== Data extracts

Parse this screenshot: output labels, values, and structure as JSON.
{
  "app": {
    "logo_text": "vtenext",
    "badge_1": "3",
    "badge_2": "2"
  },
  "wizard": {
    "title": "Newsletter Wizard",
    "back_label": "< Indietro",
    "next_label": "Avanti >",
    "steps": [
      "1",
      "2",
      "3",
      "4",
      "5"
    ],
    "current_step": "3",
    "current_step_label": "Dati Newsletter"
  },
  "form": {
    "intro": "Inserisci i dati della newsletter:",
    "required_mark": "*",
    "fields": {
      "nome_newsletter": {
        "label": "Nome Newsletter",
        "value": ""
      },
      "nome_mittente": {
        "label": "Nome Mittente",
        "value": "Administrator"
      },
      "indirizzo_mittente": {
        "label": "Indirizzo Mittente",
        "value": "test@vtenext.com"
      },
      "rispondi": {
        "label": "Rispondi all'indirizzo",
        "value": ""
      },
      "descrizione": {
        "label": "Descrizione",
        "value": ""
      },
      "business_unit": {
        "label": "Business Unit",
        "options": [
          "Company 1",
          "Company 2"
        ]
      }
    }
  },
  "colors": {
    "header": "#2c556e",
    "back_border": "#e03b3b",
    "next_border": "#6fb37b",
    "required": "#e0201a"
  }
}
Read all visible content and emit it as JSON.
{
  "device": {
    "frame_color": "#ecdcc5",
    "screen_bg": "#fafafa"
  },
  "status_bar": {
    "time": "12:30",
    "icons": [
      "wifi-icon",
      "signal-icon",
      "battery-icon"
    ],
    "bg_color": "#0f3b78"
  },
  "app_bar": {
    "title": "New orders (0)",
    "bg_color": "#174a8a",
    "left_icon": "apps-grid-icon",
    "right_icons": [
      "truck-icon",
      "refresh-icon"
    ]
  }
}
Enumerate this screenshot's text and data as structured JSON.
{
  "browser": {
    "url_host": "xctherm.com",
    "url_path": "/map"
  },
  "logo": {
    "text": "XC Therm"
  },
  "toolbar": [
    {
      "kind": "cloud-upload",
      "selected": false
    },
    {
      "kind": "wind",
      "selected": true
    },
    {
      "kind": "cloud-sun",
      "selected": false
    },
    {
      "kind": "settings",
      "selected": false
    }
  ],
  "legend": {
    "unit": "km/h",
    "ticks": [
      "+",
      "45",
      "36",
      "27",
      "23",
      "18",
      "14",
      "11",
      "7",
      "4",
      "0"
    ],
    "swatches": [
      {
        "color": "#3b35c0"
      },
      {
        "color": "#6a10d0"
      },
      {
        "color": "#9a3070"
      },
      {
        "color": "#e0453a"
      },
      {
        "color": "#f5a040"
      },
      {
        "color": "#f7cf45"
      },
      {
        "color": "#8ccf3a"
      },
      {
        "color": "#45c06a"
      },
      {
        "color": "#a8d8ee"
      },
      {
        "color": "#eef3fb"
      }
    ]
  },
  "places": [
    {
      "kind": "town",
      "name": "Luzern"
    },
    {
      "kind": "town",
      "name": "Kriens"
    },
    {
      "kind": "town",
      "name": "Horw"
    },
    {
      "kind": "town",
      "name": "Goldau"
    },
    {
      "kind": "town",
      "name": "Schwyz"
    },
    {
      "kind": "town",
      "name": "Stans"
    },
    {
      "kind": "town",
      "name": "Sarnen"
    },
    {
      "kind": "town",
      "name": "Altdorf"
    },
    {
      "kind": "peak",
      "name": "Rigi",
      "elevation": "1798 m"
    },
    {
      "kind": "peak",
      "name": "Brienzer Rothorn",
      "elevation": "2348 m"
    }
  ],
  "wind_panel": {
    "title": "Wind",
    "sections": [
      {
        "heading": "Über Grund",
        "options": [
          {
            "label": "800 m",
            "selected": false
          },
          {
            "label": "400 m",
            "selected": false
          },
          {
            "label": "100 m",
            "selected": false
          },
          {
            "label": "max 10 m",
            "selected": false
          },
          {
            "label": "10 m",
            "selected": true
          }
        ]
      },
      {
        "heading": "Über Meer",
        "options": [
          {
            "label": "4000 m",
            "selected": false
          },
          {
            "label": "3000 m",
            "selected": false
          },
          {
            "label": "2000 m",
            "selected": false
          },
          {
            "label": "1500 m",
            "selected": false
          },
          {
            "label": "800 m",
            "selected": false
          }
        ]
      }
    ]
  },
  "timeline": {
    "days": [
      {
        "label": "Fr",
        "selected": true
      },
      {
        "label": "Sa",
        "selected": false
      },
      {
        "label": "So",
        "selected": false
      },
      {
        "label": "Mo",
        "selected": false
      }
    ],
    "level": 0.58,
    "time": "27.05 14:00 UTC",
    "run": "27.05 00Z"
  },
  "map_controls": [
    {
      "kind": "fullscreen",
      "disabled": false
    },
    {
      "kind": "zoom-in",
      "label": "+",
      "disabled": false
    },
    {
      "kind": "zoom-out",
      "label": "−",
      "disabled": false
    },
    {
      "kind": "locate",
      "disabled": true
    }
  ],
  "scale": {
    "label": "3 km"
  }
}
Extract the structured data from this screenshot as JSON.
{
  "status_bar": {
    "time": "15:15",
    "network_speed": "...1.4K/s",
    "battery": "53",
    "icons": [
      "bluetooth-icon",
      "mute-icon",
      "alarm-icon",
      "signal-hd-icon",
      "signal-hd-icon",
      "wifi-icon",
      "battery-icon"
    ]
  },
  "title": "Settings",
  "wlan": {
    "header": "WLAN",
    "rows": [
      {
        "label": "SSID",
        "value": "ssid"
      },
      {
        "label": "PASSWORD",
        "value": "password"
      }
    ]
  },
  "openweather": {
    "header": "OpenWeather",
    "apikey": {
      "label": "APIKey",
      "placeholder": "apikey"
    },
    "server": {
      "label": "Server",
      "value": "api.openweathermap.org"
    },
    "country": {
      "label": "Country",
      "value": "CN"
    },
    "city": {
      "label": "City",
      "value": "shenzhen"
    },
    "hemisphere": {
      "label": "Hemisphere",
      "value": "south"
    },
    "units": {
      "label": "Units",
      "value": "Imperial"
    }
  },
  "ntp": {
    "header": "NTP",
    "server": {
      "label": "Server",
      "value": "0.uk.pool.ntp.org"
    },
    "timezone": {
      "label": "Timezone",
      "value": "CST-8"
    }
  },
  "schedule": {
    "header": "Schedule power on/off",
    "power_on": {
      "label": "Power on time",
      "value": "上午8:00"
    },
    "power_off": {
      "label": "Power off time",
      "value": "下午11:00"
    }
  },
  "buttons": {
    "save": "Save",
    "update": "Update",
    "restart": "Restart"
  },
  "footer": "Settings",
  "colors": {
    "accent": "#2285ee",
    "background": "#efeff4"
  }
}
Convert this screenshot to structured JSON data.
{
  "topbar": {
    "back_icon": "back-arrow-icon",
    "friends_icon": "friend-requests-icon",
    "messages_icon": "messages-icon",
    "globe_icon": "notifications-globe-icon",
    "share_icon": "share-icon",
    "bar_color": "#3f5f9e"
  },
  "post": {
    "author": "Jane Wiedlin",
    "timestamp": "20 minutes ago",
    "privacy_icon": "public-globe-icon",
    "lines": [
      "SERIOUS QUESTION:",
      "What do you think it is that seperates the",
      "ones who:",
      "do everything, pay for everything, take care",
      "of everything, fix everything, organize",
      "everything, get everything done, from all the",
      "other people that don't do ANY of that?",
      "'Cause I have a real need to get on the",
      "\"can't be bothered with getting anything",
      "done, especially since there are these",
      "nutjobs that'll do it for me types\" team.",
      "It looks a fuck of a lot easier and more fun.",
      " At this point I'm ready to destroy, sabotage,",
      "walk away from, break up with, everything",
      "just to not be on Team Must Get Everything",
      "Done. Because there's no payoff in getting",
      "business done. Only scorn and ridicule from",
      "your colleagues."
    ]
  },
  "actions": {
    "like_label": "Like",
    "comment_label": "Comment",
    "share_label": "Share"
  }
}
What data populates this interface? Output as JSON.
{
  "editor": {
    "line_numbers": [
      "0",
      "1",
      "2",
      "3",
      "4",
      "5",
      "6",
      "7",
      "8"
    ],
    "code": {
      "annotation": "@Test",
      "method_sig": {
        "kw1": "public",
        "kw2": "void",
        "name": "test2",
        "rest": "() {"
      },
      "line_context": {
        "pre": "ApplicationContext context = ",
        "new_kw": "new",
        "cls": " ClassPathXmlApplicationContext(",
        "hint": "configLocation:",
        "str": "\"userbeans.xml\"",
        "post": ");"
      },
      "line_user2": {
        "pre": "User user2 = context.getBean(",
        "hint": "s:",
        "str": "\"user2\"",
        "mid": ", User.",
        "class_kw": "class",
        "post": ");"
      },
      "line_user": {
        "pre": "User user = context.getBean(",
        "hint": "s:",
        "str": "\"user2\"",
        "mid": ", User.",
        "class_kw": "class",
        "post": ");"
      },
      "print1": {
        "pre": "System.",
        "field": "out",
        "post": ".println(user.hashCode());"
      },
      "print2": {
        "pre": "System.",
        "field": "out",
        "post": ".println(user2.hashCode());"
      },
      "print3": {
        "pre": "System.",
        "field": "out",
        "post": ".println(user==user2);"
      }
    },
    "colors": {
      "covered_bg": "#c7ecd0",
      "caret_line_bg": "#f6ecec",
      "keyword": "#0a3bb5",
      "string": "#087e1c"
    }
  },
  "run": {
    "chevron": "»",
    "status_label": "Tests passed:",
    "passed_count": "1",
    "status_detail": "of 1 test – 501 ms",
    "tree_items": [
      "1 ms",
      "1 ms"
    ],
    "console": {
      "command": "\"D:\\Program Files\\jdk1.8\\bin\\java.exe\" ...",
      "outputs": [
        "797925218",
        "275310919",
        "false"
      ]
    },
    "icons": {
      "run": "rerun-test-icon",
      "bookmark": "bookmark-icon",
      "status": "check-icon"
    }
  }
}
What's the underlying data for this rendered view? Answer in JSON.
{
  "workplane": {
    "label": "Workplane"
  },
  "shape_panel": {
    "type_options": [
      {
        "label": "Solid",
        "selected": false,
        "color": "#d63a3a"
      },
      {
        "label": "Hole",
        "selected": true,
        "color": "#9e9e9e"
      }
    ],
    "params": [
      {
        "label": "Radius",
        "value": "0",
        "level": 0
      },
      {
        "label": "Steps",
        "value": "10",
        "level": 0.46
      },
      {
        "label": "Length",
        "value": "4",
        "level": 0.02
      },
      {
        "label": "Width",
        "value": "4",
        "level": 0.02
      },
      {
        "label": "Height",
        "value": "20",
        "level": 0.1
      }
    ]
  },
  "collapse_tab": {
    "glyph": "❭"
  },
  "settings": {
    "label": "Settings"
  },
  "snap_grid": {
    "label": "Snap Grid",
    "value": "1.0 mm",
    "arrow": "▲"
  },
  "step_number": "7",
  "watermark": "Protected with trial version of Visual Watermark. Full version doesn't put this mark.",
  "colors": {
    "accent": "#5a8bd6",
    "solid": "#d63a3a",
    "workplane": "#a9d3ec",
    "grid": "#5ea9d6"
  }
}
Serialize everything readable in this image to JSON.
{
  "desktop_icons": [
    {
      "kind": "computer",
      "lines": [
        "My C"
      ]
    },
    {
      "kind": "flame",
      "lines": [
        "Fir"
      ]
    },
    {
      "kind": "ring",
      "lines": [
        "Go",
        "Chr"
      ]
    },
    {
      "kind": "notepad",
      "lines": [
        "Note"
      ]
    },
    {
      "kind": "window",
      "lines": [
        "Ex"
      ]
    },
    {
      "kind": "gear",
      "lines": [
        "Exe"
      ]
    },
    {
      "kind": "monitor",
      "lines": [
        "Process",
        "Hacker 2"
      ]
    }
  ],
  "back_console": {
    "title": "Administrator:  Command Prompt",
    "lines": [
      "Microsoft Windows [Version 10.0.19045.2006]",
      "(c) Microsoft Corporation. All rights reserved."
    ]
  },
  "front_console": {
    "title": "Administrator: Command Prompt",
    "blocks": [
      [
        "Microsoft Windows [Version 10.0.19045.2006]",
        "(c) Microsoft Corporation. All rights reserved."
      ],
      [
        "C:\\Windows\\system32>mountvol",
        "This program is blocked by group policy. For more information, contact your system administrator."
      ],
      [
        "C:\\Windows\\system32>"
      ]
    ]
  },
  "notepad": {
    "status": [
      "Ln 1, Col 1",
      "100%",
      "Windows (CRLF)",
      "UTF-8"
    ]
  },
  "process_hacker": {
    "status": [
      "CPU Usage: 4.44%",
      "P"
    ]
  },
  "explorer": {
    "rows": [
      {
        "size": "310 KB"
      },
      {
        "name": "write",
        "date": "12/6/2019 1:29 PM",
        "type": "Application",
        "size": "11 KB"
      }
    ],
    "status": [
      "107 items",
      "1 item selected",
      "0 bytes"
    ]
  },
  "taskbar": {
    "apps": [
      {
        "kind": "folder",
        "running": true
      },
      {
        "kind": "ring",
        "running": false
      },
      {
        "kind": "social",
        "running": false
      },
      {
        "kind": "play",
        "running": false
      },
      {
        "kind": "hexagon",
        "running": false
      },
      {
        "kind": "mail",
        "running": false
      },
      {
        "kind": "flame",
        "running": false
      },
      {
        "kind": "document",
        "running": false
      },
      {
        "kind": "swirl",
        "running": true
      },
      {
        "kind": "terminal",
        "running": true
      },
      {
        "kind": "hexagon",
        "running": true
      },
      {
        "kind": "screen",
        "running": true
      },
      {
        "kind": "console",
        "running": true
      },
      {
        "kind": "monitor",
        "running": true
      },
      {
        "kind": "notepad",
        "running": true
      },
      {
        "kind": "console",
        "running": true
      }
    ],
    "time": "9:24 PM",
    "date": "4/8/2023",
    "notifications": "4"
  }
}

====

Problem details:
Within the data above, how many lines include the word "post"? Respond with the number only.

Answer for the task:
7